### The task
Please give the listing again in full, leaving out its images.

[Opening Data for this exercise section]

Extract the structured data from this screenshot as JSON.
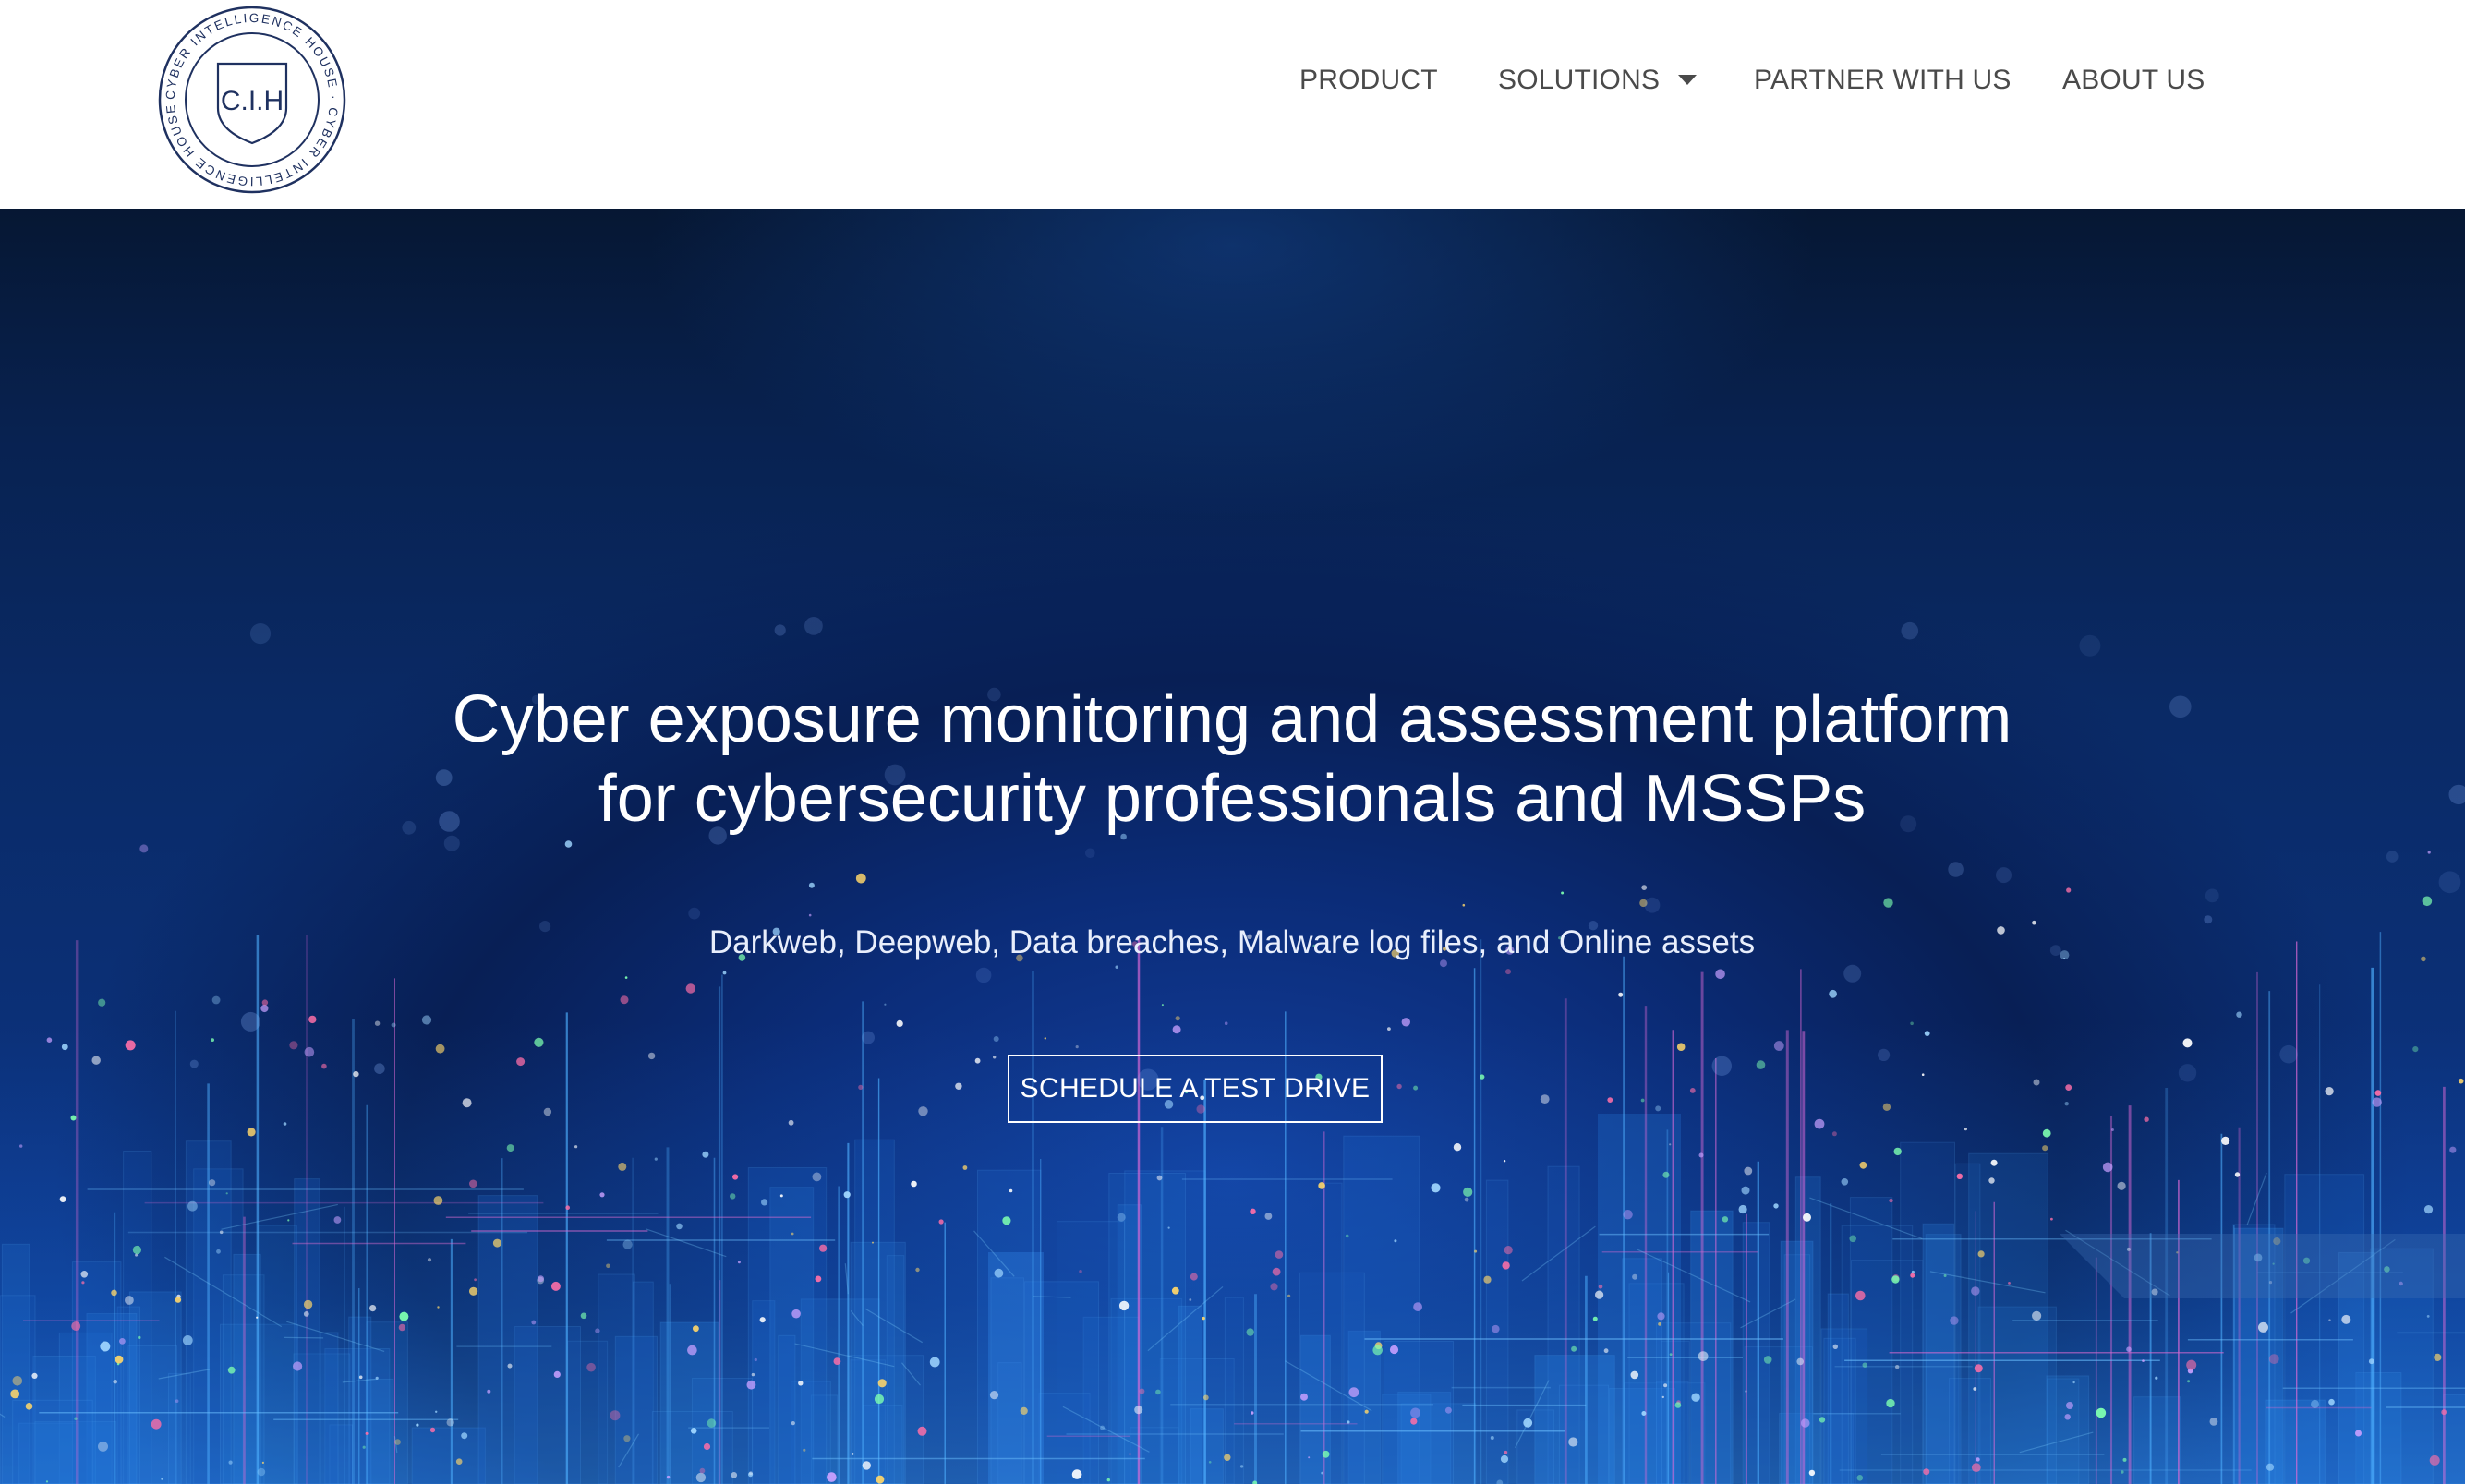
{
  "brand": {
    "logo_text": "C.I.H",
    "logo_ring_text": "CYBER INTELLIGENCE HOUSE · CYBER INTELLIGENCE HOUSE · "
  },
  "nav": {
    "items": [
      {
        "label": "PRODUCT"
      },
      {
        "label": "SOLUTIONS"
      },
      {
        "label": "PARTNER WITH US"
      },
      {
        "label": "ABOUT US"
      }
    ]
  },
  "hero": {
    "title_line1": "Cyber exposure monitoring and assessment platform",
    "title_line2": "for cybersecurity professionals and MSSPs",
    "subtitle": "Darkweb, Deepweb, Data breaches, Malware log files, and Online assets",
    "cta_label": "SCHEDULE A TEST DRIVE"
  },
  "colors": {
    "nav_text": "#4a4a4a",
    "logo_navy": "#1f3160",
    "hero_dark": "#061733",
    "hero_mid": "#0b2f74",
    "hero_glow": "#123f9e",
    "cta_border": "#ffffff"
  },
  "icons": {
    "solutions_dropdown": "caret-down-icon",
    "logo": "shield-seal-logo"
  }
}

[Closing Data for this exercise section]

### Solution to this task
Extract the structured data from this screenshot as JSON.
{
  "brand": {
    "logo_text": "C.I.H",
    "logo_ring_text": "CYBER INTELLIGENCE HOUSE · CYBER INTELLIGENCE HOUSE · "
  },
  "nav": {
    "items": [
      {
        "label": "PRODUCT"
      },
      {
        "label": "SOLUTIONS"
      },
      {
        "label": "PARTNER WITH US"
      },
      {
        "label": "ABOUT US"
      }
    ]
  },
  "hero": {
    "title_line1": "Cyber exposure monitoring and assessment platform",
    "title_line2": "for cybersecurity professionals and MSSPs",
    "subtitle": "Darkweb, Deepweb, Data breaches, Malware log files, and Online assets",
    "cta_label": "SCHEDULE A TEST DRIVE"
  },
  "colors": {
    "nav_text": "#4a4a4a",
    "logo_navy": "#1f3160",
    "hero_dark": "#061733",
    "hero_mid": "#0b2f74",
    "hero_glow": "#123f9e",
    "cta_border": "#ffffff"
  },
  "icons": {
    "solutions_dropdown": "caret-down-icon",
    "logo": "shield-seal-logo"
  }
}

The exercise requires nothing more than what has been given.